Friday, July 6, 2018

Gonna Wash That Past Right Out of My Brain

Recently I wrote about my bafflement that many people feel that in order to criticize some present-day problem, they must claim that it is completely new and unprecedented.  This includes well-informed people as well as the people of the land, the common clay of the New West.

Then, today I followed a link to an article by Corey Robin about the same phenomenon, which offered an explanation for it:
When Trump became a contender for the White House, I saw him as an extension or fulfillment of the conservative movement rather than a break with it. Almost everything people found outrageous and objectionable about his candidacy — the racism, the contempt for institutions, the ambient violence, the hostility to the rule of law — I’d been seeing in the right for years. Little in Trump surprised me, except for the fact that he won.

Whenever I said this, people got angry with me. They still do. For months, now years, I puzzled over that anger. My wife explained it to me recently: in making the case for continuity between past and present, I sound complacent about the now. I sound like I’m saying that nothing is wrong with Trump, that everything will work out. I thought I was giving people a steadying anchor, a sense that they — we — had faced this threat before, a sense that this is the right-wing monster we’ve been fighting all along, since Nixon and Reagan and George W. Bush. Turns out I was removing their ballast, setting them afloat in the intermittent and inconstant air.
That sounds about right. It goes beyond Trump, of course. I'd noticed that when people complain about what's happening now, they often talk as though nothing like it has ever happened before -- even when they are old enough to remember when it has happened before.  I first noticed it when I read articles that cited some disturbing current statistic as evidence that Things Are Getting Worse, but without providing evidence that things had been different before.  (And symptomatically perhaps, the web page that linked me to Robin's article described it as "one of the better articles I've read about the current climate".  Am I misreading that, or does it contain the assumption that "the current climate" is a change from the past?  Maybe not.  But the article refers to the current climate only to situate it historically.)  I understand that history is hard (let's go shopping), but I'm talking about memory. Convenient forgetting seems to be a powerful defense mechanism. Contrary to Orwell's 1984, forgetting yesterday comes easily, naturally, to most people -- it doesn't need to be imposed by force. But I don't consider that an excuse.

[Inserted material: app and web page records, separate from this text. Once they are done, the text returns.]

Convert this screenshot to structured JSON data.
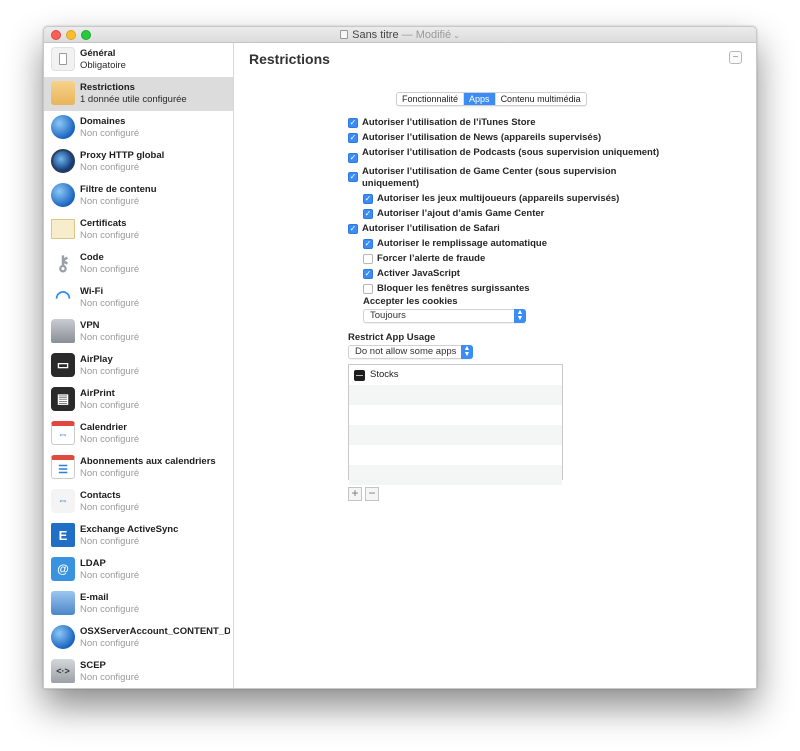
{
  "window": {
    "title": "Sans titre",
    "title_separator": " — ",
    "status": "Modifié",
    "title_chevron": "⌄"
  },
  "sidebar": {
    "items": [
      {
        "name": "Général",
        "status": "Obligatoire",
        "icon": "general-icon",
        "selected": false
      },
      {
        "name": "Restrictions",
        "status": "1 donnée utile configurée",
        "icon": "restrictions-icon",
        "selected": true
      },
      {
        "name": "Domaines",
        "status": "Non configuré",
        "icon": "domains-globe-icon",
        "selected": false
      },
      {
        "name": "Proxy HTTP global",
        "status": "Non configuré",
        "icon": "proxy-globe-icon",
        "selected": false
      },
      {
        "name": "Filtre de contenu",
        "status": "Non configuré",
        "icon": "content-filter-globe-icon",
        "selected": false
      },
      {
        "name": "Certificats",
        "status": "Non configuré",
        "icon": "certificate-icon",
        "selected": false
      },
      {
        "name": "Code",
        "status": "Non configuré",
        "icon": "key-icon",
        "selected": false
      },
      {
        "name": "Wi-Fi",
        "status": "Non configuré",
        "icon": "wifi-icon",
        "selected": false
      },
      {
        "name": "VPN",
        "status": "Non configuré",
        "icon": "vpn-lock-icon",
        "selected": false
      },
      {
        "name": "AirPlay",
        "status": "Non configuré",
        "icon": "airplay-icon",
        "selected": false
      },
      {
        "name": "AirPrint",
        "status": "Non configuré",
        "icon": "printer-icon",
        "selected": false
      },
      {
        "name": "Calendrier",
        "status": "Non configuré",
        "icon": "calendar-sync-icon",
        "selected": false
      },
      {
        "name": "Abonnements aux calendriers",
        "status": "Non configuré",
        "icon": "calendar-subscription-icon",
        "selected": false
      },
      {
        "name": "Contacts",
        "status": "Non configuré",
        "icon": "contacts-icon",
        "selected": false
      },
      {
        "name": "Exchange ActiveSync",
        "status": "Non configuré",
        "icon": "exchange-icon",
        "selected": false
      },
      {
        "name": "LDAP",
        "status": "Non configuré",
        "icon": "ldap-at-icon",
        "selected": false
      },
      {
        "name": "E-mail",
        "status": "Non configuré",
        "icon": "mail-icon",
        "selected": false
      },
      {
        "name": "OSXServerAccount_CONTENT_DIS",
        "status": "Non configuré",
        "icon": "server-globe-icon",
        "selected": false
      },
      {
        "name": "SCEP",
        "status": "Non configuré",
        "icon": "scep-lock-icon",
        "selected": false
      }
    ]
  },
  "main": {
    "title": "Restrictions",
    "collapse_symbol": "−",
    "tabs": [
      {
        "label": "Fonctionnalité",
        "active": false
      },
      {
        "label": "Apps",
        "active": true
      },
      {
        "label": "Contenu multimédia",
        "active": false
      }
    ],
    "options": [
      {
        "label": "Autoriser l’utilisation de l’iTunes Store",
        "checked": true,
        "indent": false
      },
      {
        "label": "Autoriser l’utilisation de News (appareils supervisés)",
        "checked": true,
        "indent": false
      },
      {
        "label": "Autoriser l’utilisation de Podcasts (sous supervision uniquement)",
        "checked": true,
        "indent": false
      },
      {
        "label": "Autoriser l’utilisation de Game Center (sous supervision uniquement)",
        "checked": true,
        "indent": false
      },
      {
        "label": "Autoriser les jeux multijoueurs (appareils supervisés)",
        "checked": true,
        "indent": true
      },
      {
        "label": "Autoriser l’ajout d’amis Game Center",
        "checked": true,
        "indent": true
      },
      {
        "label": "Autoriser l’utilisation de Safari",
        "checked": true,
        "indent": false
      },
      {
        "label": "Autoriser le remplissage automatique",
        "checked": true,
        "indent": true
      },
      {
        "label": "Forcer l’alerte de fraude",
        "checked": false,
        "indent": true
      },
      {
        "label": "Activer JavaScript",
        "checked": true,
        "indent": true
      },
      {
        "label": "Bloquer les fenêtres surgissantes",
        "checked": false,
        "indent": true
      }
    ],
    "cookies": {
      "label": "Accepter les cookies",
      "value": "Toujours"
    },
    "restrict_app_usage": {
      "label": "Restrict App Usage",
      "value": "Do not allow some apps",
      "apps": [
        "Stocks"
      ],
      "empty_rows": 5,
      "add_label": "+",
      "remove_label": "−"
    },
    "checkmark": "✓",
    "popup_arrows": "▲▼"
  }
}
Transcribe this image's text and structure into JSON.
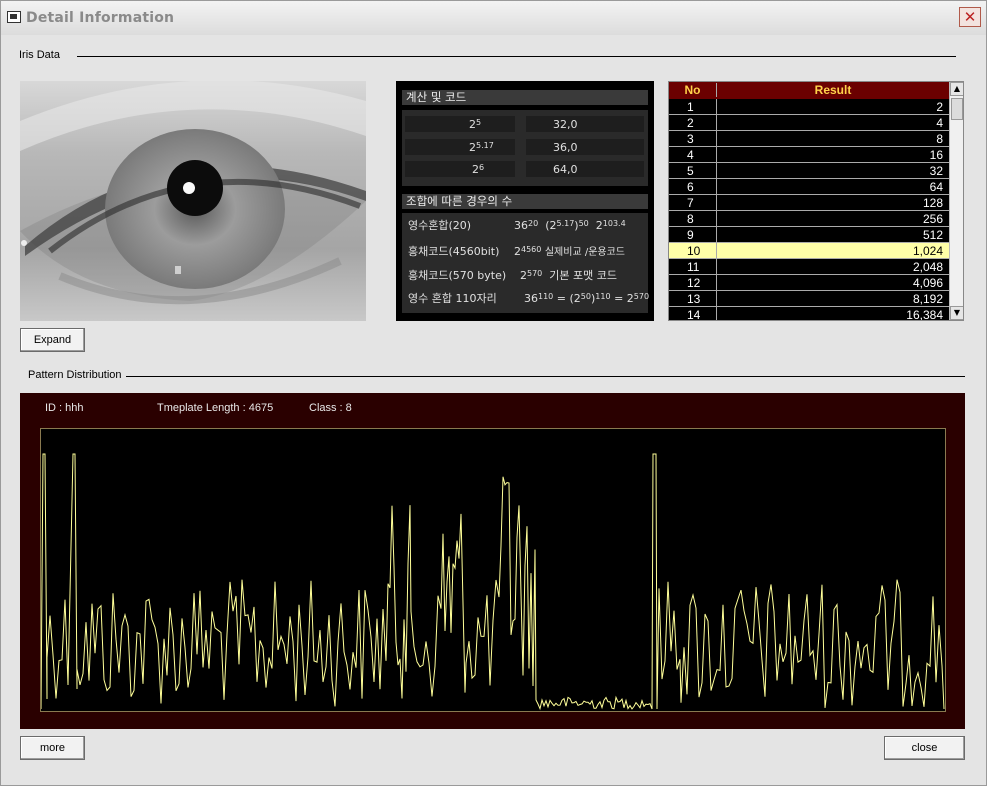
{
  "window": {
    "title": "Detail Information",
    "close_symbol": "✕"
  },
  "iris_group": {
    "label": "Iris Data"
  },
  "expand_button": {
    "label": "Expand"
  },
  "calc": {
    "header1": "계산 및 코드",
    "header2": "조합에 따른 경우의 수",
    "rows": [
      {
        "base": "2",
        "exp": "5",
        "value": "32,0"
      },
      {
        "base": "2",
        "exp": "5.17",
        "value": "36,0"
      },
      {
        "base": "2",
        "exp": "6",
        "value": "64,0"
      }
    ],
    "combos": [
      {
        "label": "영수혼합(20)",
        "b1": "36",
        "e1": "20",
        "p": "(2",
        "pe": "5.17",
        "pc": ")",
        "pe2": "50",
        "b3": "2",
        "e3": "103.4"
      },
      {
        "label": "홍채코드(4560bit)",
        "b1": "2",
        "e1": "4560",
        "note": "실제비교 /운용코드"
      },
      {
        "label": "홍채코드(570 byte)",
        "b1": "2",
        "e1": "570",
        "note": "기본 포맷 코드"
      },
      {
        "label": "영수 혼합 110자리",
        "b1": "36",
        "e1": "110",
        "eq": "= (2",
        "pe": "50",
        "pc": ")",
        "pe2": "110",
        "eq2": "= 2",
        "e3": "570"
      }
    ]
  },
  "table": {
    "headers": [
      "No",
      "Result"
    ],
    "rows": [
      [
        "1",
        "2"
      ],
      [
        "2",
        "4"
      ],
      [
        "3",
        "8"
      ],
      [
        "4",
        "16"
      ],
      [
        "5",
        "32"
      ],
      [
        "6",
        "64"
      ],
      [
        "7",
        "128"
      ],
      [
        "8",
        "256"
      ],
      [
        "9",
        "512"
      ],
      [
        "10",
        "1,024"
      ],
      [
        "11",
        "2,048"
      ],
      [
        "12",
        "4,096"
      ],
      [
        "13",
        "8,192"
      ],
      [
        "14",
        "16,384"
      ]
    ],
    "selected_row": 10,
    "scroll_up": "▲",
    "scroll_down": "▼"
  },
  "pattern_group": {
    "label": "Pattern Distribution"
  },
  "pattern": {
    "id_text": "ID : hhh",
    "length_text": "Tmeplate Length :  4675",
    "class_text": "Class :  8",
    "line_color": "#ffff99",
    "bg_color": "#2a0000"
  },
  "buttons": {
    "more": "more",
    "close": "close"
  },
  "colors": {
    "table_header_bg": "#6b0000",
    "table_header_fg": "#ffd24a",
    "selected_row": "#ffffa8"
  }
}
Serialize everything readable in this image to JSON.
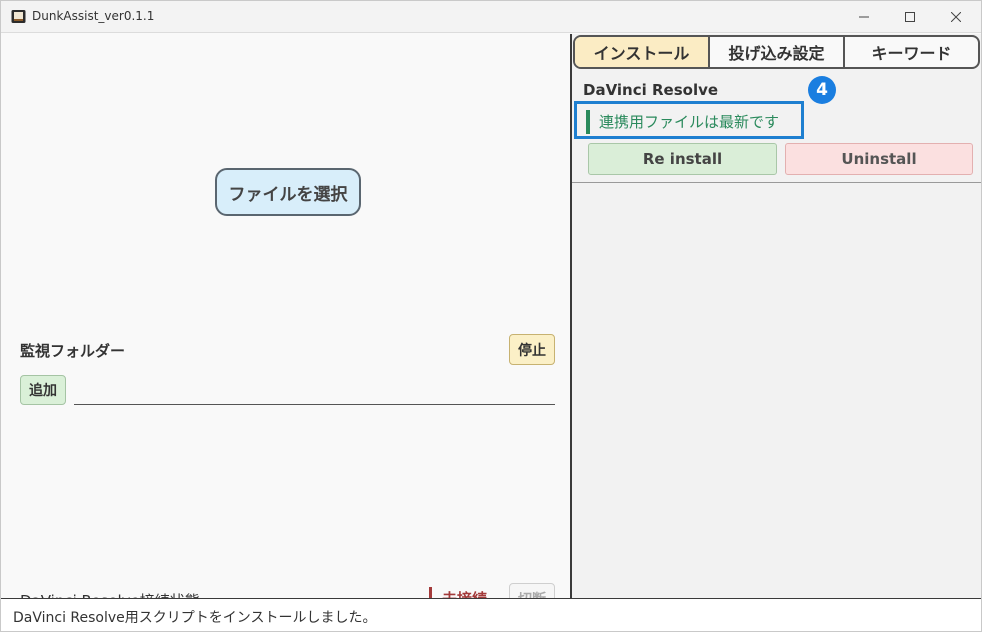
{
  "window": {
    "title": "DunkAssist_ver0.1.1",
    "icon": "app-icon",
    "controls": {
      "minimize": "–",
      "maximize": "☐",
      "close": "✕"
    }
  },
  "left": {
    "select_file_label": "ファイルを選択",
    "watch_folder_label": "監視フォルダー",
    "stop_label": "停止",
    "add_label": "追加",
    "folder_input_value": "",
    "connection_label": "DaVinci Resolve接続状態",
    "connection_status": "未接続",
    "disconnect_label": "切断"
  },
  "right": {
    "tabs": [
      {
        "label": "インストール",
        "active": true
      },
      {
        "label": "投げ込み設定",
        "active": false
      },
      {
        "label": "キーワード",
        "active": false
      }
    ],
    "resolve_title": "DaVinci Resolve",
    "badge": "4",
    "file_status": "連携用ファイルは最新です",
    "reinstall_label": "Re install",
    "uninstall_label": "Uninstall"
  },
  "statusbar": {
    "message": "DaVinci Resolve用スクリプトをインストールしました。"
  },
  "colors": {
    "accent_blue": "#1e7fd0",
    "status_green": "#2a8a5c",
    "status_red": "#a33a3a",
    "tab_active": "#fbecc4"
  }
}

It reminds me of the way nice liberal people I know reacted in the 90s when I showed them parts of Manufacturing Consent, the documentary about Noam Chomsky.  It wasn't surprising that it made them uneasy, since they had mostly never heard of most of what it described, the interpretation of American history it presented. What interested me was that they often complained that it sounded like Chomsky blamed America for everything wrong in the world, and that he thought we should be invaded and conquered and punished.  They were, I believe, projecting, because that's how they are used to thinking about other countries, especially officially designated enemies.  The same kind of projection went full-bore after September 11, 2001: any attempt to contextualize the attacks was condemned as a justification of them, and anyone who objected to the American retaliation (against countries and people who had not in fact attacked us, mind you) was accused of thinking Osama bin Laden a noble freedom-fighter.

I've probably called this sort of reaction "ahistorical" myself, but that may not be the right word.  It's not necessarily a rejection of history, it's an embrace of false history.  But it is the expression of a wish to simplify moral problems by framing them in black and white, in caricature.  It's not easy to learn to think historically, not least because there's so much opposition to teaching students how to do so, but it's a skill that can be learned.  Not everyone can be a historian, but most if not all people can learn something of the processes involved, and they should.